However, the club held a virtual meeting to speak about the virus’ effects on the climate and to discuss their plans for the end of the year. Their most recent gathering was to communicate information about an online Climate Summit, hosted by the Ethical Culture Fieldston School. Some club members attended this event, which was originally supposed to occur in person, through Zoom on Saturday, May 16th, Wang said.
Nina Gaither (11) attended the online summit and enjoyed the quality of the workshops. Although virtual, the speakers were engaging and interesting, she said. Gaither was pleasantly surprised by the organization of the event, but there were definitely some downsides to the virtual format, she said.

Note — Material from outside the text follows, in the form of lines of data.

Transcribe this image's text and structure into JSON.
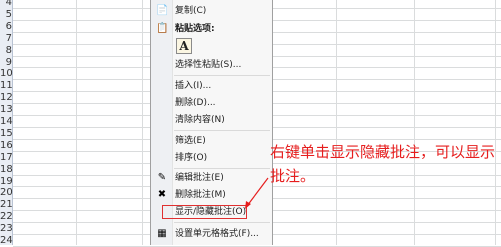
{
  "sheet": {
    "row_numbers": [
      "4",
      "5",
      "6",
      "7",
      "8",
      "9",
      "10",
      "11",
      "12",
      "13",
      "14",
      "15",
      "16",
      "17",
      "18",
      "19",
      "20",
      "21",
      "22",
      "23",
      "24"
    ]
  },
  "context_menu": {
    "copy": "复制(C)",
    "paste_options_header": "粘贴选项:",
    "paste_special": "选择性粘贴(S)...",
    "insert": "插入(I)...",
    "delete": "删除(D)...",
    "clear_contents": "清除内容(N)",
    "filter": "筛选(E)",
    "sort": "排序(O)",
    "edit_comment": "编辑批注(E)",
    "delete_comment": "删除批注(M)",
    "show_hide_comments": "显示/隐藏批注(O)",
    "format_cells": "设置单元格格式(F)..."
  },
  "annotation": {
    "text": "右键单击显示隐藏批注，可以显示批注。"
  },
  "colors": {
    "annotation": "#e61e1e",
    "highlight_box": "#e03030"
  }
}
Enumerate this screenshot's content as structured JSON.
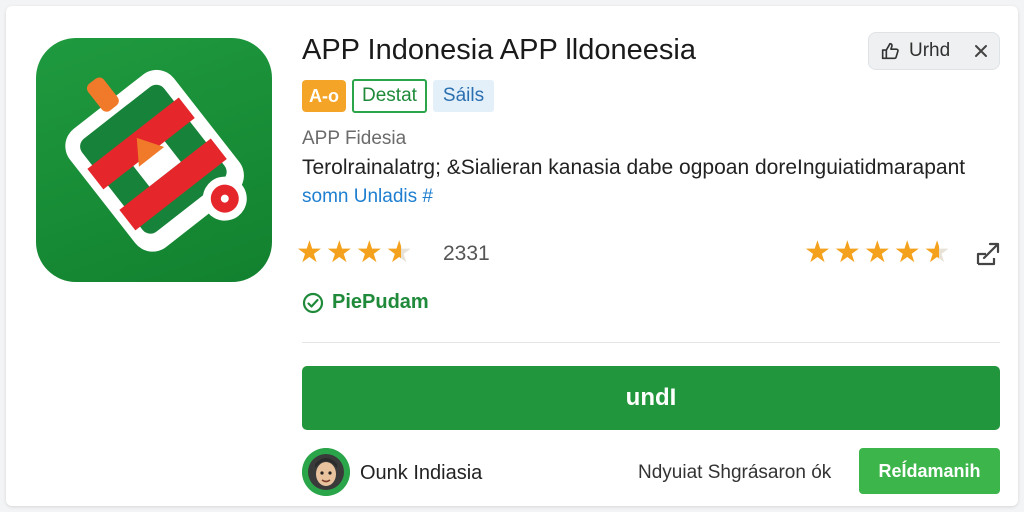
{
  "app": {
    "title": "APP Indonesia APP lldoneesia",
    "developer": "APP Fidesia",
    "description": "Terolrainalatrg; &Sialieran kanasia dabe ogpoan doreInguiatidmarapant",
    "more_link": "somn Unladis #"
  },
  "header_chip": {
    "label": "Urhd",
    "close_icon": "close-icon",
    "thumb_icon": "thumb-up-icon"
  },
  "badges": {
    "age": "A-o",
    "tag_green": "Destat",
    "tag_blue": "Sáils"
  },
  "rating": {
    "stars_left": 3.5,
    "count": "2331",
    "stars_right": 4.5
  },
  "verified": {
    "label": "PiePudam",
    "icon": "check-circle-icon"
  },
  "install_button": {
    "label": "undI"
  },
  "publisher": {
    "name": "Ounk Indiasia",
    "sponsor_text": "Ndyuiat Shgrásaron ók",
    "open_label": "ReÍdamanih"
  },
  "colors": {
    "primary_green": "#22963c",
    "star": "#f4a21d",
    "link_blue": "#1e7fd0"
  }
}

“It always helps to meet people and get to know them a bit more, especially to reach out to them in the future,” Gaither said. “I just don’t think that online platforms have the same amount of communication between audience members.” It doesn’t allow for the same types of connections to be made, she said.
Still, Gaither acknowledged the accessibility of an online workshop. “There was a group there from Colorado. I don’t think those people would have come to Fieldston if they have to travel.”
The school’s sports magazine, For The Win, has been able to successfully publish four issues during their time in quarantine. Although the leaders were originally hoping to print six more issues, everyone is happy with the result, Editor-in-Chief Robbie Werdiger (12) said. The online format is undoubtedly more difficult and time consuming, he said. The creative design team originally had access to school computers with the needed programs, which is no longer the case. Now, only one of the club’s members is able to complete all that is needed to produce the magazine.
“Our club members are writing about topics that they wouldn’t have necessarily addressed before,” Werdiger said. Because many sports seasons are cancelled, the club has branched out to discuss other areas of sports such as their favorite players and various predictions for the upcoming seasons.
While the club usually publishes their copies and lets passersby pick up a copy, this is obviously no longer a possibility, Werdiger said. “Sending out the publications in a school-wide email has definitely made a big difference.” Werdiger has been checking to see who opens the file with each issue, and is therefore able to track how many and which people are interested in their work, an ability he has never had before.
Understandably, the current period of isolation has postponed many of the school’s extracurricular plans. However, many student leaders have been pleasantly surprised by the positive outcomes of their online initiatives.
While Weber wouldn’t consider switching CAC to an online format in the future, he is amazed by the hard work he has seen from his peers in recent weeks. “It has really allowed us to see the true colors of some of our members,” he said. “Some of the coordinators have really stepped up during this time, just doing their best to make Relay as great as it can be. That has been just incredible to watch— how some people have taken their responsibilities and kicked into overdrive.”
Similarly, Robbins has been really encouraged by the sheer willingness of club members to participate, even with these new restrictions, she said. “It’s really nice to see that the kids that want to be a part of it and can be a part of it still have the opportunity. With what we can do, this is the best solution we have— and it seems to be working.”
Members of the parliamentary debate team have been exposed to new forms of debate, and Green HM attended a conference with people they would have never otherwise met. There is an undoubtable silver lining to the situation, Weber said.